Excerpts from an interface dataset
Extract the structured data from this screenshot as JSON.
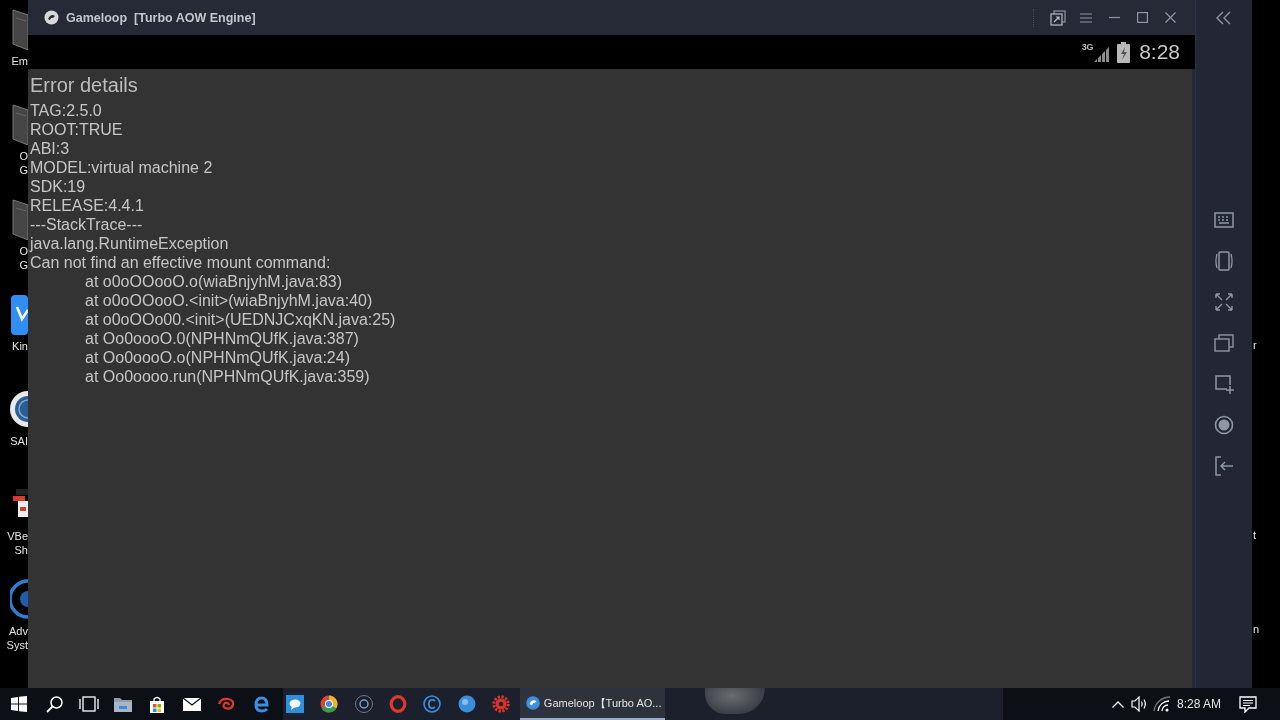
{
  "desktop": {
    "left_shortcuts": [
      {
        "kind": "file",
        "label_lines": [
          "Em"
        ]
      },
      {
        "kind": "file",
        "label_lines": [
          "O",
          "G"
        ]
      },
      {
        "kind": "file",
        "label_lines": [
          "O",
          "G"
        ]
      },
      {
        "kind": "tile",
        "label_lines": [
          "Kin"
        ]
      },
      {
        "kind": "globe",
        "label_lines": [
          "SAI"
        ]
      },
      {
        "kind": "figure",
        "label_lines": [
          "VBe",
          "Sh"
        ]
      },
      {
        "kind": "ring",
        "label_lines": [
          "Adv",
          "Syst"
        ]
      }
    ],
    "right_shortcuts": [
      {
        "label": "r"
      },
      {
        "label": "t"
      },
      {
        "label": "n"
      }
    ]
  },
  "window": {
    "title": "Gameloop  [Turbo AOW Engine]"
  },
  "status_bar": {
    "network": "3G",
    "time": "8:28"
  },
  "error_screen": {
    "heading": "Error details",
    "lines": [
      {
        "kind": "text",
        "text": "TAG:2.5.0"
      },
      {
        "kind": "text",
        "text": "ROOT:TRUE"
      },
      {
        "kind": "text",
        "text": "ABI:3"
      },
      {
        "kind": "text",
        "text": "MODEL:virtual machine 2"
      },
      {
        "kind": "text",
        "text": "SDK:19"
      },
      {
        "kind": "text",
        "text": "RELEASE:4.4.1"
      },
      {
        "kind": "text",
        "text": "---StackTrace---"
      },
      {
        "kind": "text",
        "text": "java.lang.RuntimeException"
      },
      {
        "kind": "text",
        "text": "Can not find an effective mount command:"
      },
      {
        "kind": "frame",
        "text": "at o0oOOooO.o(wiaBnjyhM.java:83)"
      },
      {
        "kind": "frame",
        "text": "at o0oOOooO.<init>(wiaBnjyhM.java:40)"
      },
      {
        "kind": "frame",
        "text": "at o0oOOo00.<init>(UEDNJCxqKN.java:25)"
      },
      {
        "kind": "frame",
        "text": "at Oo0oooO.0(NPHNmQUfK.java:387)"
      },
      {
        "kind": "frame",
        "text": "at Oo0oooO.o(NPHNmQUfK.java:24)"
      },
      {
        "kind": "frame",
        "text": "at Oo0oooo.run(NPHNmQUfK.java:359)"
      }
    ]
  },
  "taskbar": {
    "active_task": {
      "label": "Gameloop【Turbo AO...",
      "selected": true
    },
    "clock": "8:28 AM"
  }
}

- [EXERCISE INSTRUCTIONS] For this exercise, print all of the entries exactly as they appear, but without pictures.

- [EXERCISE SOLUTION]
Extract the structured data from this screenshot as JSON.
{
  "desktop": {
    "left_shortcuts": [
      {
        "kind": "file",
        "label_lines": [
          "Em"
        ]
      },
      {
        "kind": "file",
        "label_lines": [
          "O",
          "G"
        ]
      },
      {
        "kind": "file",
        "label_lines": [
          "O",
          "G"
        ]
      },
      {
        "kind": "tile",
        "label_lines": [
          "Kin"
        ]
      },
      {
        "kind": "globe",
        "label_lines": [
          "SAI"
        ]
      },
      {
        "kind": "figure",
        "label_lines": [
          "VBe",
          "Sh"
        ]
      },
      {
        "kind": "ring",
        "label_lines": [
          "Adv",
          "Syst"
        ]
      }
    ],
    "right_shortcuts": [
      {
        "label": "r"
      },
      {
        "label": "t"
      },
      {
        "label": "n"
      }
    ]
  },
  "window": {
    "title": "Gameloop  [Turbo AOW Engine]"
  },
  "status_bar": {
    "network": "3G",
    "time": "8:28"
  },
  "error_screen": {
    "heading": "Error details",
    "lines": [
      {
        "kind": "text",
        "text": "TAG:2.5.0"
      },
      {
        "kind": "text",
        "text": "ROOT:TRUE"
      },
      {
        "kind": "text",
        "text": "ABI:3"
      },
      {
        "kind": "text",
        "text": "MODEL:virtual machine 2"
      },
      {
        "kind": "text",
        "text": "SDK:19"
      },
      {
        "kind": "text",
        "text": "RELEASE:4.4.1"
      },
      {
        "kind": "text",
        "text": "---StackTrace---"
      },
      {
        "kind": "text",
        "text": "java.lang.RuntimeException"
      },
      {
        "kind": "text",
        "text": "Can not find an effective mount command:"
      },
      {
        "kind": "frame",
        "text": "at o0oOOooO.o(wiaBnjyhM.java:83)"
      },
      {
        "kind": "frame",
        "text": "at o0oOOooO.<init>(wiaBnjyhM.java:40)"
      },
      {
        "kind": "frame",
        "text": "at o0oOOo00.<init>(UEDNJCxqKN.java:25)"
      },
      {
        "kind": "frame",
        "text": "at Oo0oooO.0(NPHNmQUfK.java:387)"
      },
      {
        "kind": "frame",
        "text": "at Oo0oooO.o(NPHNmQUfK.java:24)"
      },
      {
        "kind": "frame",
        "text": "at Oo0oooo.run(NPHNmQUfK.java:359)"
      }
    ]
  },
  "taskbar": {
    "active_task": {
      "label": "Gameloop【Turbo AO...",
      "selected": true
    },
    "clock": "8:28 AM"
  }
}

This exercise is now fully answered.